App and web page records
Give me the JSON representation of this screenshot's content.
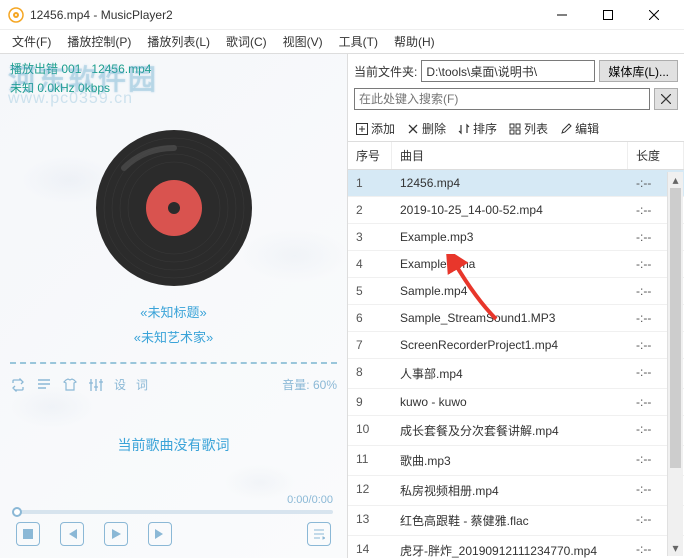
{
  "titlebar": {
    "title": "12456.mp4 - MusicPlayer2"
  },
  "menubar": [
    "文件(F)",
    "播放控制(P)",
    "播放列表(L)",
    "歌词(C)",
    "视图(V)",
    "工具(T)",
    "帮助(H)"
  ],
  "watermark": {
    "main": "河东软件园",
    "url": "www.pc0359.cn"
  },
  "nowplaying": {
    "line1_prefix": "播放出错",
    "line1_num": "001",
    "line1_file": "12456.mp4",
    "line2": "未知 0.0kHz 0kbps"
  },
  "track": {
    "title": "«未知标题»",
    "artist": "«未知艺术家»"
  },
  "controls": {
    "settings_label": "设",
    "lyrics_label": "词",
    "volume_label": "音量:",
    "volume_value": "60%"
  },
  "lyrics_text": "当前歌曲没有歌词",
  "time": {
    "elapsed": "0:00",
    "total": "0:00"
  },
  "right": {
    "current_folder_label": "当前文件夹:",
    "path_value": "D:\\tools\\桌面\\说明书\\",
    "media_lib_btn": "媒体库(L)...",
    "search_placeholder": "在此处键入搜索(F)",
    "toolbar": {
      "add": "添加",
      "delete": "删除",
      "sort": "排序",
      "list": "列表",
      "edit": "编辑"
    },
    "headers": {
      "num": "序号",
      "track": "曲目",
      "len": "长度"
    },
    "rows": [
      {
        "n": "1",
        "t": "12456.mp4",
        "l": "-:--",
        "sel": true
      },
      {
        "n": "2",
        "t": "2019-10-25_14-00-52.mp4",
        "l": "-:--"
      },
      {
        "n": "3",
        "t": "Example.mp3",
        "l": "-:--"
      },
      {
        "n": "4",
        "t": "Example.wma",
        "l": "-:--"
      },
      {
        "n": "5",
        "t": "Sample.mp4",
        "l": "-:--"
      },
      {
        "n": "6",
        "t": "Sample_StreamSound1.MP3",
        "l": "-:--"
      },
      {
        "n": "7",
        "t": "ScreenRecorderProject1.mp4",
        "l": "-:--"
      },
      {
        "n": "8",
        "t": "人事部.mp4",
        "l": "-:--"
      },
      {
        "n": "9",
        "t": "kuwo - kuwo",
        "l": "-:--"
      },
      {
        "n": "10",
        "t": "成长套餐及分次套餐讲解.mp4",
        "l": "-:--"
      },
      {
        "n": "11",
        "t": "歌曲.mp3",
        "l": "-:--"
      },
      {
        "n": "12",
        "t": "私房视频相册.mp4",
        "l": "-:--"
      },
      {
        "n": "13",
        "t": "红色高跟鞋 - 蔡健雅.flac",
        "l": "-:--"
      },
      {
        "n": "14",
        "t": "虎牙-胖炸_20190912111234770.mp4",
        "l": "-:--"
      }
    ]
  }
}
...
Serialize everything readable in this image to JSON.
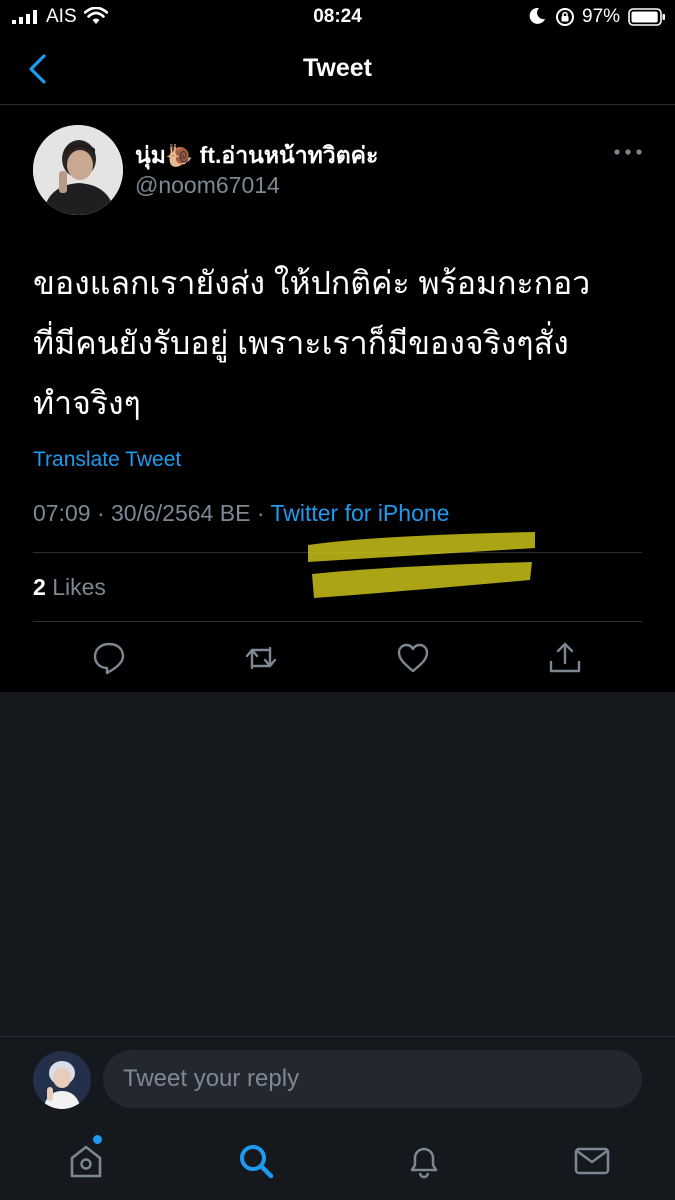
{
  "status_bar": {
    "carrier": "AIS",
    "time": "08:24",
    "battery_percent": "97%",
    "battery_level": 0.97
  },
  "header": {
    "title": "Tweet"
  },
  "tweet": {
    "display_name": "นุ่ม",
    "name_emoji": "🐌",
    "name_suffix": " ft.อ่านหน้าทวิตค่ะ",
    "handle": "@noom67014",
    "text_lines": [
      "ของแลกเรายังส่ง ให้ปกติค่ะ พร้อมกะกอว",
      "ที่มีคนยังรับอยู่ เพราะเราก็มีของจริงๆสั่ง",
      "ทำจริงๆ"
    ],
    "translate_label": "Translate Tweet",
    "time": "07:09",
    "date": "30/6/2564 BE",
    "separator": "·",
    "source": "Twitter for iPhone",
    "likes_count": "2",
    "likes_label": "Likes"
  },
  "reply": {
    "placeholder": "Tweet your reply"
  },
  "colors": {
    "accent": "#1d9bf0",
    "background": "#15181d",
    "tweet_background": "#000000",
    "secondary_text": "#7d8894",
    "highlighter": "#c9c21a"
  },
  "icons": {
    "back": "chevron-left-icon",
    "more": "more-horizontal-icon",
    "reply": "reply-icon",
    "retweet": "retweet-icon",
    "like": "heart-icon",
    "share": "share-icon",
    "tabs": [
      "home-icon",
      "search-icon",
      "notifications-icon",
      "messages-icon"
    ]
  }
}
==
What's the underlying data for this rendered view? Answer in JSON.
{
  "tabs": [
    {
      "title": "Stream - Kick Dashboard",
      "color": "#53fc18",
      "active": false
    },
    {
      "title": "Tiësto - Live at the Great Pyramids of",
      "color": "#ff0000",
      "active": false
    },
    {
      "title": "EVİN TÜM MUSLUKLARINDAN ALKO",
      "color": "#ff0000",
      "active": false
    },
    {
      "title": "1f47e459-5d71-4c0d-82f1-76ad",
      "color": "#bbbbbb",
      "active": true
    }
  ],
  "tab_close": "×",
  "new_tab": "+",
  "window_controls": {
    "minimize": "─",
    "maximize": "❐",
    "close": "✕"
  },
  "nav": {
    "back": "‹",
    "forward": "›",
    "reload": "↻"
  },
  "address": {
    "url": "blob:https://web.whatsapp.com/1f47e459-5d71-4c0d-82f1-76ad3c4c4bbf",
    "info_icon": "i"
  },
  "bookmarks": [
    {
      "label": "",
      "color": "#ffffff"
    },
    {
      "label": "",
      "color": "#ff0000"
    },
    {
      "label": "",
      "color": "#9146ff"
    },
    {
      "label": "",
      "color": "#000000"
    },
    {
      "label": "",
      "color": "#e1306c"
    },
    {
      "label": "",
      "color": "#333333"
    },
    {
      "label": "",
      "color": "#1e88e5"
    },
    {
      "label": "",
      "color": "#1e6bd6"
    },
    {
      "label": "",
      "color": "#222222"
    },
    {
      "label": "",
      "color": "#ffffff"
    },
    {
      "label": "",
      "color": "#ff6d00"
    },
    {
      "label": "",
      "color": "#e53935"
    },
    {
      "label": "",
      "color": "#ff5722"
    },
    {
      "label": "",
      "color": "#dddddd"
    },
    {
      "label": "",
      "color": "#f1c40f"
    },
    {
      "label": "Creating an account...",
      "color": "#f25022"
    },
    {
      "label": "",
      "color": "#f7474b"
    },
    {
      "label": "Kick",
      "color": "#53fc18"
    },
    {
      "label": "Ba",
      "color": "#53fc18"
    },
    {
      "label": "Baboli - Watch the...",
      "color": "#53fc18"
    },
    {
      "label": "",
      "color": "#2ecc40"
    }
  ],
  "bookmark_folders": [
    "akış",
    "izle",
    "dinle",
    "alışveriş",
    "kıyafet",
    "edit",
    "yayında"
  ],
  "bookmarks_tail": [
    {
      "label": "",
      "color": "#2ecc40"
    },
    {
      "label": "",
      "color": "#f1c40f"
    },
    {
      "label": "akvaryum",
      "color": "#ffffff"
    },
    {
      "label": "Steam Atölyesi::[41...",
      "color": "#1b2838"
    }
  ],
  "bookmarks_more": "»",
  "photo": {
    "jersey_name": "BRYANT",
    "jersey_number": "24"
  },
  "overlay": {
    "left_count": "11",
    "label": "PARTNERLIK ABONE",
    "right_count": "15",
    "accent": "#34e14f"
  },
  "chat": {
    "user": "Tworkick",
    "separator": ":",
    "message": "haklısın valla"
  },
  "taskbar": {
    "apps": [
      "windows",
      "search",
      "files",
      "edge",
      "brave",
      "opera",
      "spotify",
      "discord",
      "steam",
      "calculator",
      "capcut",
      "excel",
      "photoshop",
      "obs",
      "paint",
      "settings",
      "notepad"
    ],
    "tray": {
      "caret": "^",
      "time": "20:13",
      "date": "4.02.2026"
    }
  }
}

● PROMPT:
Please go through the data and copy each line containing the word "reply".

● TASK RESPONSE:
  "reply": {
    "placeholder": "Tweet your reply"
    "reply": "reply-icon",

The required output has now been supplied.